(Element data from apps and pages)
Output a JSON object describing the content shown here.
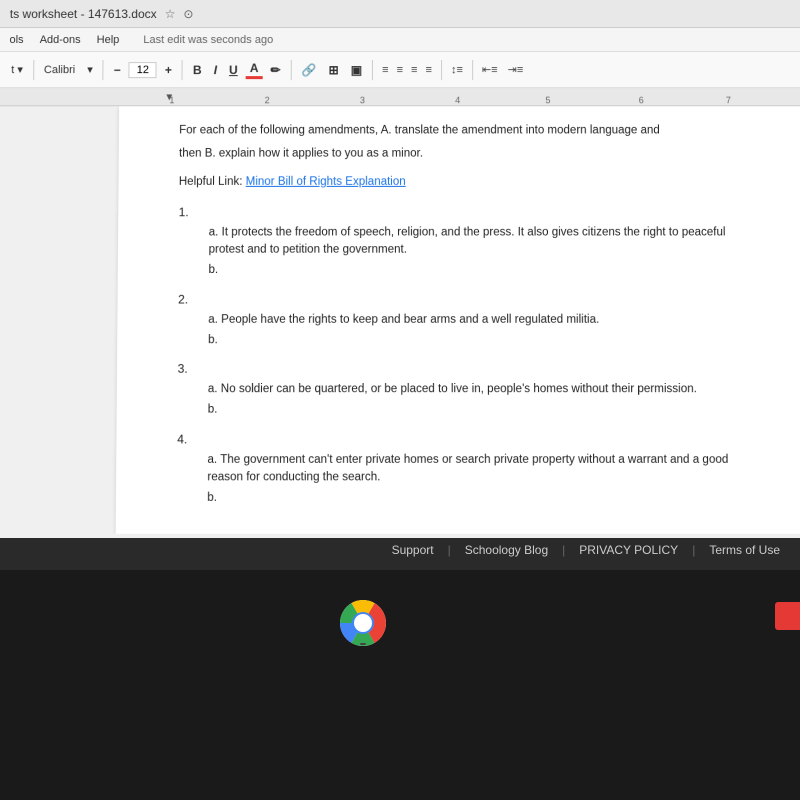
{
  "titleBar": {
    "title": "ts worksheet - 147613.docx",
    "starIcon": "★",
    "cloudIcon": "☁"
  },
  "menuBar": {
    "items": [
      "ols",
      "Add-ons",
      "Help"
    ],
    "lastEdit": "Last edit was seconds ago"
  },
  "toolbar": {
    "fontName": "Calibri",
    "fontSize": "12",
    "boldLabel": "B",
    "italicLabel": "I",
    "underlineLabel": "U",
    "colorLabel": "A",
    "minus": "−",
    "plus": "+"
  },
  "ruler": {
    "numbers": [
      "1",
      "2",
      "3",
      "4",
      "5",
      "6",
      "7"
    ]
  },
  "document": {
    "intro": "For each of the following amendments, A. translate the amendment into modern language and",
    "subtitle": "then B. explain how it applies to you as a minor.",
    "helpfulLinkLabel": "Helpful Link:",
    "helpfulLinkText": "Minor Bill of Rights Explanation",
    "items": [
      {
        "number": "1.",
        "subA": "It protects the freedom of speech, religion, and the press. It also gives citizens the right to peaceful protest and to petition the government.",
        "subBLabel": "b."
      },
      {
        "number": "2.",
        "subA": "People have the rights to keep and bear arms and a well regulated militia.",
        "subBLabel": "b."
      },
      {
        "number": "3.",
        "subA": "No soldier can be quartered, or be placed to live in, people's homes without their permission.",
        "subBLabel": "b."
      },
      {
        "number": "4.",
        "subA": "The government can't enter private homes or search private property without a warrant and a good reason for conducting the search.",
        "subBLabel": "b."
      }
    ]
  },
  "footer": {
    "supportLabel": "Support",
    "blogLabel": "Schoology Blog",
    "privacyLabel": "PRIVACY POLICY",
    "termsLabel": "Terms of Use",
    "separators": [
      "|",
      "|",
      "|"
    ]
  }
}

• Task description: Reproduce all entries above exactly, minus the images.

• Task response:
Output a JSON object describing the content shown here.
{
  "titleBar": {
    "title": "ts worksheet - 147613.docx",
    "starIcon": "★",
    "cloudIcon": "☁"
  },
  "menuBar": {
    "items": [
      "ols",
      "Add-ons",
      "Help"
    ],
    "lastEdit": "Last edit was seconds ago"
  },
  "toolbar": {
    "fontName": "Calibri",
    "fontSize": "12",
    "boldLabel": "B",
    "italicLabel": "I",
    "underlineLabel": "U",
    "colorLabel": "A",
    "minus": "−",
    "plus": "+"
  },
  "ruler": {
    "numbers": [
      "1",
      "2",
      "3",
      "4",
      "5",
      "6",
      "7"
    ]
  },
  "document": {
    "intro": "For each of the following amendments, A. translate the amendment into modern language and",
    "subtitle": "then B. explain how it applies to you as a minor.",
    "helpfulLinkLabel": "Helpful Link:",
    "helpfulLinkText": "Minor Bill of Rights Explanation",
    "items": [
      {
        "number": "1.",
        "subA": "It protects the freedom of speech, religion, and the press. It also gives citizens the right to peaceful protest and to petition the government.",
        "subBLabel": "b."
      },
      {
        "number": "2.",
        "subA": "People have the rights to keep and bear arms and a well regulated militia.",
        "subBLabel": "b."
      },
      {
        "number": "3.",
        "subA": "No soldier can be quartered, or be placed to live in, people's homes without their permission.",
        "subBLabel": "b."
      },
      {
        "number": "4.",
        "subA": "The government can't enter private homes or search private property without a warrant and a good reason for conducting the search.",
        "subBLabel": "b."
      }
    ]
  },
  "footer": {
    "supportLabel": "Support",
    "blogLabel": "Schoology Blog",
    "privacyLabel": "PRIVACY POLICY",
    "termsLabel": "Terms of Use",
    "separators": [
      "|",
      "|",
      "|"
    ]
  }
}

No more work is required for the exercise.